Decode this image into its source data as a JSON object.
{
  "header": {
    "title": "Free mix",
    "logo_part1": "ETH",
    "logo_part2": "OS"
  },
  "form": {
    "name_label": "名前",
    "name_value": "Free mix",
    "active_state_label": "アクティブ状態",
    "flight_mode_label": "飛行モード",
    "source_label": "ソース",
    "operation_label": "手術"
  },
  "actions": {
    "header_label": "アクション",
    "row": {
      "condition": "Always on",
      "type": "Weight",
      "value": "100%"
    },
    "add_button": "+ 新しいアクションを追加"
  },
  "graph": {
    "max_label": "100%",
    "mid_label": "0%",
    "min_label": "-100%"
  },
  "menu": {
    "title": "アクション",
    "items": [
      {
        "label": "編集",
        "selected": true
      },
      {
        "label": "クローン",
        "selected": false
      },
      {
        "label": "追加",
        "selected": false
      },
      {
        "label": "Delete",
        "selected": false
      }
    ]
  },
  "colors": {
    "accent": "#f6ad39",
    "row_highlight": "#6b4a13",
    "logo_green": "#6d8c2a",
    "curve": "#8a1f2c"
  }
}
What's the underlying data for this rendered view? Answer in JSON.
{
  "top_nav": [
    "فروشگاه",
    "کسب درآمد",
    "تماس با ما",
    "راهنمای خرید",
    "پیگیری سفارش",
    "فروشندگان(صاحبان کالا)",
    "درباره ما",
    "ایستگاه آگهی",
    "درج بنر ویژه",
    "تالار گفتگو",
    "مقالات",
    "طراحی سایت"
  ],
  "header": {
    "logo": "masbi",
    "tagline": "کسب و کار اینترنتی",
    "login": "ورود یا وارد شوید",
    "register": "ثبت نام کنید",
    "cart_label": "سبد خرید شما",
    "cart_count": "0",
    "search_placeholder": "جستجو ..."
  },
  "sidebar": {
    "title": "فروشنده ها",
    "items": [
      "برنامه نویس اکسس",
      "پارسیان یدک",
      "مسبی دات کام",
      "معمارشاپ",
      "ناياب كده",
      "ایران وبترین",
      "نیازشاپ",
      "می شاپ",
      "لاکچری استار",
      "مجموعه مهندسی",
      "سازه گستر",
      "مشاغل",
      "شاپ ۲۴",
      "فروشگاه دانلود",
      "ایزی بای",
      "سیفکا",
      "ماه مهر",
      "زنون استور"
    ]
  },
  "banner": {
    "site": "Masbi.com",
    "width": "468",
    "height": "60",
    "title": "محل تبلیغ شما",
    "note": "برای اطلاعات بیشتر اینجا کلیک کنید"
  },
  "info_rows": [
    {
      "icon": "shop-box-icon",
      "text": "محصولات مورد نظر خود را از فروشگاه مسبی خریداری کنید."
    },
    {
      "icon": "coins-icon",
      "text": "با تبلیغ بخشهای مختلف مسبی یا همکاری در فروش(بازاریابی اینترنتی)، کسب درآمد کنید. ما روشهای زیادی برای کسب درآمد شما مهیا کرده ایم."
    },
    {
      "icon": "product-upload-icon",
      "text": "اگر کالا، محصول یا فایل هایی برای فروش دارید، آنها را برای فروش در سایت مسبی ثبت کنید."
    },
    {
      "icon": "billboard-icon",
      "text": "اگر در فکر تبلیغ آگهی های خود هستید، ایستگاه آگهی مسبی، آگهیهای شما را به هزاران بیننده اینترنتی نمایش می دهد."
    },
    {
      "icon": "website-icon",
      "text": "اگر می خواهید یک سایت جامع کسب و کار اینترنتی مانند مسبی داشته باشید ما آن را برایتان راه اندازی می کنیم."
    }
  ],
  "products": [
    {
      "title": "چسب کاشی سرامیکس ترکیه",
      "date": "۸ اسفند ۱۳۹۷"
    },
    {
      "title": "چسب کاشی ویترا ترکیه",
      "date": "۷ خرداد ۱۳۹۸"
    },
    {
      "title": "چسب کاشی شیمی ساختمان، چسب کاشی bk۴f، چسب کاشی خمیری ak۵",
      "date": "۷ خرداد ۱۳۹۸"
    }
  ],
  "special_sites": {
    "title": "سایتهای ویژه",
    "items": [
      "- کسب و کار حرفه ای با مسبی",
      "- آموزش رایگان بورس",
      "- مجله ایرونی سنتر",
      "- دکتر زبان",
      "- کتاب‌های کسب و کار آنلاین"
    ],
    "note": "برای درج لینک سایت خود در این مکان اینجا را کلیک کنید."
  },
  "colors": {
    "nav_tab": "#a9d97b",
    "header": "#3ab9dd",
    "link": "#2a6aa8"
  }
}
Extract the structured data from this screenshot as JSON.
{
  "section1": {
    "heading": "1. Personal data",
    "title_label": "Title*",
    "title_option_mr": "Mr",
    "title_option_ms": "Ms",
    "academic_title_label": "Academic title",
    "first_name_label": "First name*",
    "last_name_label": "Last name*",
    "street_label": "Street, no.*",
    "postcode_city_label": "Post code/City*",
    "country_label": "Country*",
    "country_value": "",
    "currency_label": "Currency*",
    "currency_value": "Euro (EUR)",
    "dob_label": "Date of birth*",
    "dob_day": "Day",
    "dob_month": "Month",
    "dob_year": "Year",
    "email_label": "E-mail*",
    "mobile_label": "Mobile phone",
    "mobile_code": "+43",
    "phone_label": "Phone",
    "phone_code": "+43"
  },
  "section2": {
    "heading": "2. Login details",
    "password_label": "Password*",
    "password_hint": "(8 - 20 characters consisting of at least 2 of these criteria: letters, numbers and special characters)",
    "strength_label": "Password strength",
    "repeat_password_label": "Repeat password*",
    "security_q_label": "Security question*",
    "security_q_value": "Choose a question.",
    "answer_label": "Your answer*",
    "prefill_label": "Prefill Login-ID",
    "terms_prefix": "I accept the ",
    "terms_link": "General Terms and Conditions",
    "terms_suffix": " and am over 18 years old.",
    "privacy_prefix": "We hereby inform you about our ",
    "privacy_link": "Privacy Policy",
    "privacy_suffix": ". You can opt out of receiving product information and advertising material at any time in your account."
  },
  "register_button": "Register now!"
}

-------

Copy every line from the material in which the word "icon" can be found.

Result of this exercise -
      "icon": "shop-box-icon",
      "icon": "coins-icon",
      "icon": "product-upload-icon",
      "icon": "billboard-icon",
      "icon": "website-icon",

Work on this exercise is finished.